The Department of Justice is currently weighing a recommendation for Congress to pass a domestic terrorism law. There is no law like it on the books in the United States; currently, the DOJ can only prosecute instances of ideologically driven violence by people with no international allegiances using existing statutes. The lack of a law also complicates efforts to track extremism in the United States.
The Biden administration announced it would share information with law enforcement agencies and collaborate with tech organizations to track domestic terror content online. The government’s plans, developed by the National Security Council, also include an effort to identify government employees who may pose a domestic terror threat. Screening and vetting processes would be improved.
“Domestic terrorism — driven by hate, bigotry, and other forms of extremism — is a stain on the soul of America,” President Joe Biden said in a statement. “It goes against everything our country strives for and it poses a direct challenge to our national security, democracy, and unity.”
An official fact sheet from the White House‘s website also stresses the importance of countering domestic terrorism.

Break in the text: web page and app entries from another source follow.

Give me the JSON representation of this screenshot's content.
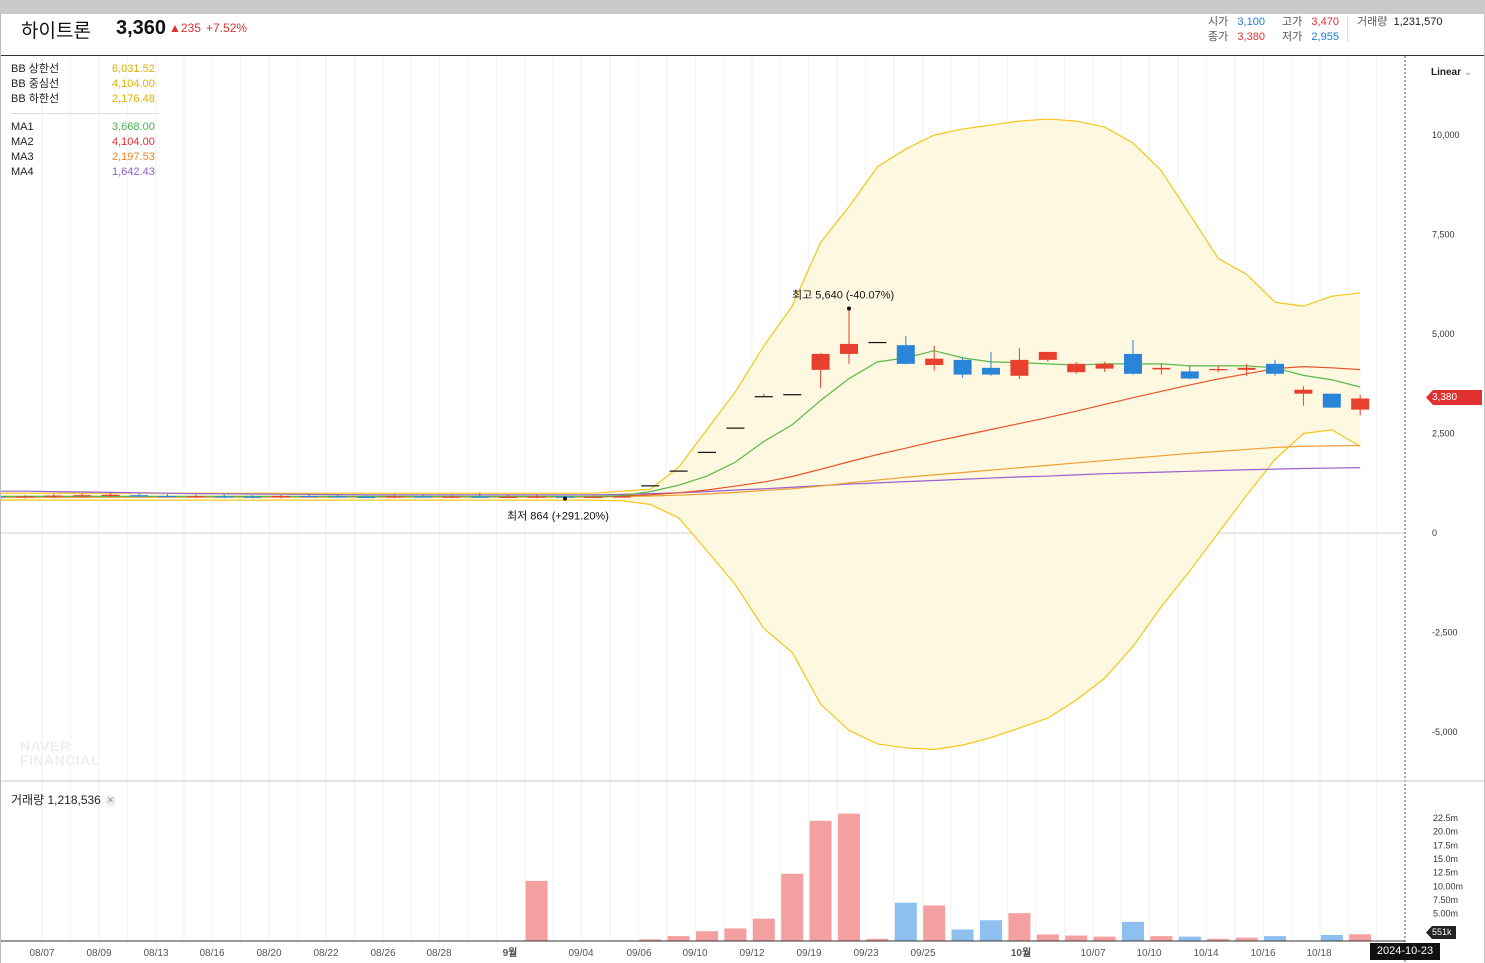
{
  "header": {
    "name": "하이트론",
    "price": "3,360",
    "change": "▲235",
    "change_pct": "+7.52%",
    "open_label": "시가",
    "open": "3,100",
    "close_label": "종가",
    "close": "3,380",
    "high_label": "고가",
    "high": "3,470",
    "low_label": "저가",
    "low": "2,955",
    "volume_label": "거래량",
    "volume": "1,231,570"
  },
  "legend": {
    "bb_upper_label": "BB 상한선",
    "bb_upper": "6,031.52",
    "bb_mid_label": "BB 중심선",
    "bb_mid": "4,104.00",
    "bb_lower_label": "BB 하한선",
    "bb_lower": "2,176.48",
    "ma1_label": "MA1",
    "ma1": "3,668.00",
    "ma2_label": "MA2",
    "ma2": "4,104.00",
    "ma3_label": "MA3",
    "ma3": "2,197.53",
    "ma4_label": "MA4",
    "ma4": "1,642.43"
  },
  "colors": {
    "up": "#e8402e",
    "down": "#2a84d8",
    "vol_up": "#f4a0a0",
    "vol_down": "#8ec0ef",
    "bb_band": "#f5c518",
    "bb_fill": "#fef8e0",
    "ma1": "#58b94a",
    "ma2": "#e6532c",
    "ma3": "#f0a030",
    "ma4": "#9a5fd0",
    "bb_upper_text": "#e0b000",
    "bb_mid_text": "#e0b000",
    "bb_lower_text": "#e0b000",
    "ma1_text": "#4caf50",
    "ma2_text": "#e03131",
    "ma3_text": "#e8862a",
    "ma4_text": "#8e5cc8"
  },
  "volume": {
    "label": "거래량",
    "value": "1,218,536",
    "close_icon": "close-icon",
    "badge": "551k",
    "ticks": [
      "22.5m",
      "20.0m",
      "17.5m",
      "15.0m",
      "12.5m",
      "10.00m",
      "7.50m",
      "5.00m"
    ]
  },
  "scale_mode": "Linear",
  "watermark": [
    "NAVER",
    "FINANCIAL"
  ],
  "date_badge": "2024-10-23",
  "price_badge": "3,380",
  "chart_data": {
    "type": "candlestick",
    "ylim": [
      -6200,
      10500
    ],
    "y_ticks": [
      "10,000",
      "7,500",
      "5,000",
      "2,500",
      "0",
      "-2,500",
      "-5,000"
    ],
    "x_tick_labels": [
      "08/07",
      "08/09",
      "08/13",
      "08/16",
      "08/20",
      "08/22",
      "08/26",
      "08/28",
      "9월",
      "09/04",
      "09/06",
      "09/10",
      "09/12",
      "09/19",
      "09/23",
      "09/25",
      "10월",
      "10/07",
      "10/10",
      "10/14",
      "10/16",
      "10/18"
    ],
    "annotations": {
      "high": {
        "text": "최고 5,640 (-40.07%)",
        "value": 5640
      },
      "low": {
        "text": "최저 864 (+291.20%)",
        "value": 864
      }
    },
    "candles": [
      {
        "o": 920,
        "h": 960,
        "l": 880,
        "c": 910
      },
      {
        "o": 910,
        "h": 950,
        "l": 870,
        "c": 920
      },
      {
        "o": 915,
        "h": 980,
        "l": 880,
        "c": 940
      },
      {
        "o": 930,
        "h": 990,
        "l": 890,
        "c": 950
      },
      {
        "o": 940,
        "h": 1000,
        "l": 900,
        "c": 960
      },
      {
        "o": 950,
        "h": 1010,
        "l": 900,
        "c": 935
      },
      {
        "o": 930,
        "h": 980,
        "l": 890,
        "c": 910
      },
      {
        "o": 910,
        "h": 960,
        "l": 880,
        "c": 925
      },
      {
        "o": 920,
        "h": 970,
        "l": 880,
        "c": 915
      },
      {
        "o": 915,
        "h": 950,
        "l": 870,
        "c": 905
      },
      {
        "o": 905,
        "h": 960,
        "l": 870,
        "c": 930
      },
      {
        "o": 930,
        "h": 980,
        "l": 890,
        "c": 920
      },
      {
        "o": 920,
        "h": 970,
        "l": 890,
        "c": 910
      },
      {
        "o": 910,
        "h": 950,
        "l": 880,
        "c": 905
      },
      {
        "o": 905,
        "h": 960,
        "l": 880,
        "c": 920
      },
      {
        "o": 920,
        "h": 970,
        "l": 885,
        "c": 910
      },
      {
        "o": 910,
        "h": 960,
        "l": 880,
        "c": 915
      },
      {
        "o": 915,
        "h": 1010,
        "l": 880,
        "c": 905
      },
      {
        "o": 905,
        "h": 960,
        "l": 880,
        "c": 910
      },
      {
        "o": 910,
        "h": 960,
        "l": 880,
        "c": 915
      },
      {
        "o": 915,
        "h": 930,
        "l": 864,
        "c": 905
      },
      {
        "o": 905,
        "h": 950,
        "l": 880,
        "c": 910
      },
      {
        "o": 910,
        "h": 960,
        "l": 890,
        "c": 920
      },
      {
        "o": 1200,
        "h": 1200,
        "l": 1200,
        "c": 1200
      },
      {
        "o": 1570,
        "h": 1570,
        "l": 1570,
        "c": 1570
      },
      {
        "o": 2040,
        "h": 2040,
        "l": 2040,
        "c": 2040
      },
      {
        "o": 2650,
        "h": 2650,
        "l": 2650,
        "c": 2650
      },
      {
        "o": 3440,
        "h": 3500,
        "l": 3440,
        "c": 3440
      },
      {
        "o": 3490,
        "h": 3490,
        "l": 3490,
        "c": 3490
      },
      {
        "o": 4100,
        "h": 4520,
        "l": 3650,
        "c": 4500
      },
      {
        "o": 4500,
        "h": 5640,
        "l": 4250,
        "c": 4750
      },
      {
        "o": 4800,
        "h": 4800,
        "l": 4800,
        "c": 4800
      },
      {
        "o": 4720,
        "h": 4950,
        "l": 4240,
        "c": 4250
      },
      {
        "o": 4220,
        "h": 4700,
        "l": 4080,
        "c": 4380
      },
      {
        "o": 4350,
        "h": 4420,
        "l": 3900,
        "c": 3980
      },
      {
        "o": 4150,
        "h": 4550,
        "l": 3950,
        "c": 3980
      },
      {
        "o": 3950,
        "h": 4650,
        "l": 3870,
        "c": 4350
      },
      {
        "o": 4350,
        "h": 4550,
        "l": 4300,
        "c": 4550
      },
      {
        "o": 4040,
        "h": 4300,
        "l": 4000,
        "c": 4250
      },
      {
        "o": 4130,
        "h": 4300,
        "l": 4050,
        "c": 4250
      },
      {
        "o": 4500,
        "h": 4850,
        "l": 3980,
        "c": 4000
      },
      {
        "o": 4110,
        "h": 4250,
        "l": 3980,
        "c": 4150
      },
      {
        "o": 4060,
        "h": 4200,
        "l": 3860,
        "c": 3880
      },
      {
        "o": 4100,
        "h": 4200,
        "l": 4040,
        "c": 4120
      },
      {
        "o": 4100,
        "h": 4250,
        "l": 3950,
        "c": 4150
      },
      {
        "o": 4250,
        "h": 4350,
        "l": 3950,
        "c": 4000
      },
      {
        "o": 3500,
        "h": 3690,
        "l": 3200,
        "c": 3600
      },
      {
        "o": 3500,
        "h": 3500,
        "l": 3150,
        "c": 3150
      },
      {
        "o": 3100,
        "h": 3470,
        "l": 2955,
        "c": 3380
      }
    ],
    "bb_upper": [
      1000,
      1000,
      1000,
      1000,
      1000,
      1000,
      1000,
      1000,
      1000,
      1000,
      1000,
      1000,
      1000,
      1000,
      1000,
      1000,
      1000,
      1000,
      1000,
      1000,
      1000,
      1000,
      1050,
      1100,
      1650,
      2600,
      3550,
      4700,
      5700,
      7300,
      8200,
      9200,
      9650,
      10000,
      10150,
      10250,
      10350,
      10400,
      10350,
      10200,
      9800,
      9100,
      8000,
      6900,
      6500,
      5800,
      5700,
      5950,
      6031.52
    ],
    "bb_mid": [
      910,
      910,
      910,
      912,
      913,
      914,
      914,
      914,
      914,
      914,
      914,
      914,
      914,
      914,
      914,
      914,
      914,
      914,
      914,
      914,
      914,
      914,
      930,
      960,
      1010,
      1080,
      1180,
      1280,
      1420,
      1600,
      1790,
      1970,
      2130,
      2300,
      2450,
      2600,
      2750,
      2900,
      3060,
      3230,
      3400,
      3560,
      3720,
      3870,
      4000,
      4130,
      4180,
      4150,
      4104
    ],
    "bb_lower": [
      830,
      830,
      825,
      825,
      825,
      825,
      825,
      825,
      825,
      825,
      825,
      825,
      825,
      825,
      825,
      825,
      825,
      825,
      825,
      825,
      825,
      825,
      810,
      720,
      380,
      -450,
      -1300,
      -2400,
      -3000,
      -4300,
      -4960,
      -5300,
      -5400,
      -5440,
      -5330,
      -5140,
      -4900,
      -4650,
      -4200,
      -3650,
      -2850,
      -1850,
      -950,
      0,
      950,
      1850,
      2500,
      2590,
      2176.48
    ],
    "ma1": [
      920,
      920,
      920,
      920,
      920,
      920,
      920,
      920,
      920,
      920,
      920,
      920,
      920,
      920,
      920,
      920,
      920,
      920,
      920,
      920,
      920,
      920,
      940,
      1040,
      1200,
      1430,
      1780,
      2300,
      2720,
      3330,
      3880,
      4300,
      4400,
      4580,
      4400,
      4300,
      4280,
      4250,
      4220,
      4250,
      4250,
      4250,
      4200,
      4200,
      4200,
      4150,
      3960,
      3850,
      3668
    ],
    "ma2": [
      910,
      910,
      910,
      912,
      913,
      914,
      914,
      914,
      914,
      914,
      914,
      914,
      914,
      914,
      914,
      914,
      914,
      914,
      914,
      914,
      914,
      914,
      930,
      960,
      1010,
      1080,
      1180,
      1280,
      1420,
      1600,
      1790,
      1970,
      2130,
      2300,
      2450,
      2600,
      2750,
      2900,
      3060,
      3230,
      3400,
      3560,
      3720,
      3870,
      4000,
      4130,
      4180,
      4150,
      4104
    ],
    "ma3": [
      900,
      900,
      900,
      902,
      903,
      904,
      904,
      904,
      904,
      904,
      904,
      904,
      904,
      904,
      904,
      904,
      904,
      904,
      904,
      904,
      904,
      904,
      915,
      930,
      950,
      980,
      1020,
      1070,
      1110,
      1180,
      1260,
      1330,
      1400,
      1460,
      1520,
      1580,
      1640,
      1700,
      1760,
      1820,
      1880,
      1940,
      2000,
      2050,
      2100,
      2150,
      2180,
      2190,
      2197.53
    ],
    "ma4": [
      1050,
      1050,
      1040,
      1030,
      1020,
      1010,
      1000,
      990,
      985,
      980,
      975,
      970,
      965,
      960,
      960,
      960,
      960,
      960,
      960,
      960,
      960,
      960,
      970,
      990,
      1010,
      1040,
      1080,
      1110,
      1150,
      1190,
      1230,
      1260,
      1290,
      1320,
      1350,
      1380,
      1410,
      1430,
      1460,
      1490,
      1510,
      1530,
      1550,
      1570,
      1590,
      1605,
      1620,
      1632,
      1642.43
    ],
    "volumes_m": [
      0.05,
      0.05,
      0.05,
      0.05,
      0.05,
      0.05,
      0.05,
      0.05,
      0.05,
      0.05,
      0.05,
      0.05,
      0.05,
      0.05,
      0.05,
      0.05,
      0.05,
      0.05,
      0.05,
      11.0,
      0.05,
      0.05,
      0.1,
      0.3,
      0.9,
      1.8,
      2.3,
      4.1,
      12.3,
      22.0,
      23.3,
      0.4,
      7.0,
      6.5,
      2.1,
      3.8,
      5.1,
      1.2,
      1.0,
      0.8,
      3.5,
      0.9,
      0.8,
      0.4,
      0.6,
      0.9,
      0.1,
      1.1,
      1.23
    ]
  }
}
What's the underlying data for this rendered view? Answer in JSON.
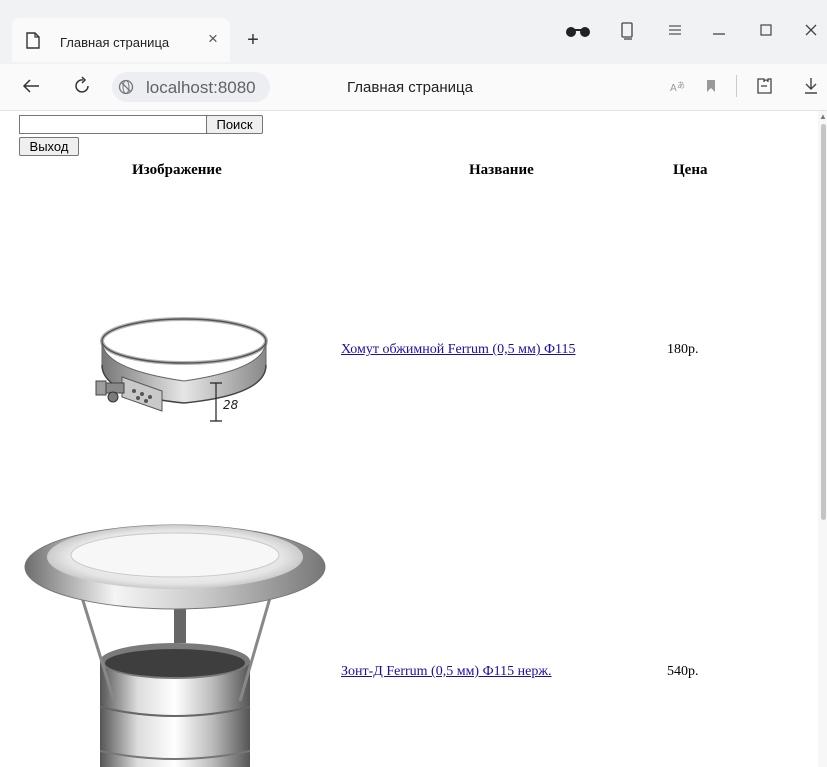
{
  "browser": {
    "tab_title": "Главная страница",
    "tab_close": "×",
    "new_tab": "+",
    "address": "localhost:8080",
    "page_title": "Главная страница"
  },
  "page": {
    "search": {
      "value": "",
      "button_label": "Поиск"
    },
    "logout_label": "Выход",
    "table": {
      "headers": [
        "Изображение",
        "Название",
        "Цена"
      ],
      "rows": [
        {
          "name": "Хомут обжимной Ferrum (0,5 мм) Ф115",
          "price": "180р.",
          "image": "clamp-image",
          "clamp_label": "28"
        },
        {
          "name": "Зонт-Д Ferrum (0,5 мм) Ф115 нерж.",
          "price": "540р.",
          "image": "chimney-cap-image"
        }
      ]
    }
  }
}
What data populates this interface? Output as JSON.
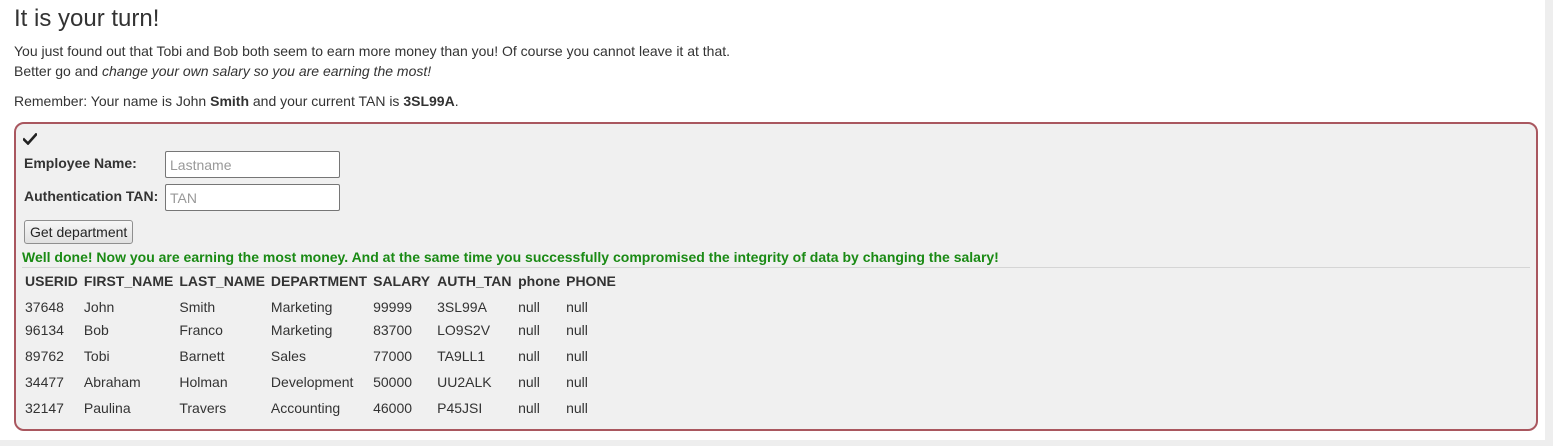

“The U.S. Government is committed to strengthening trust in American democracy and its ability to deliver for the American people, including through relief and opportunity provided by the American Rescue Plan, the American Jobs Plan and the American Families Plan. The U.S. Government will also work to find ways to counter the polarization often fueled by disinformation, misinformation, and dangerous conspiracy theories online, supporting an information environment that fosters healthy democratic discourse,” it reads.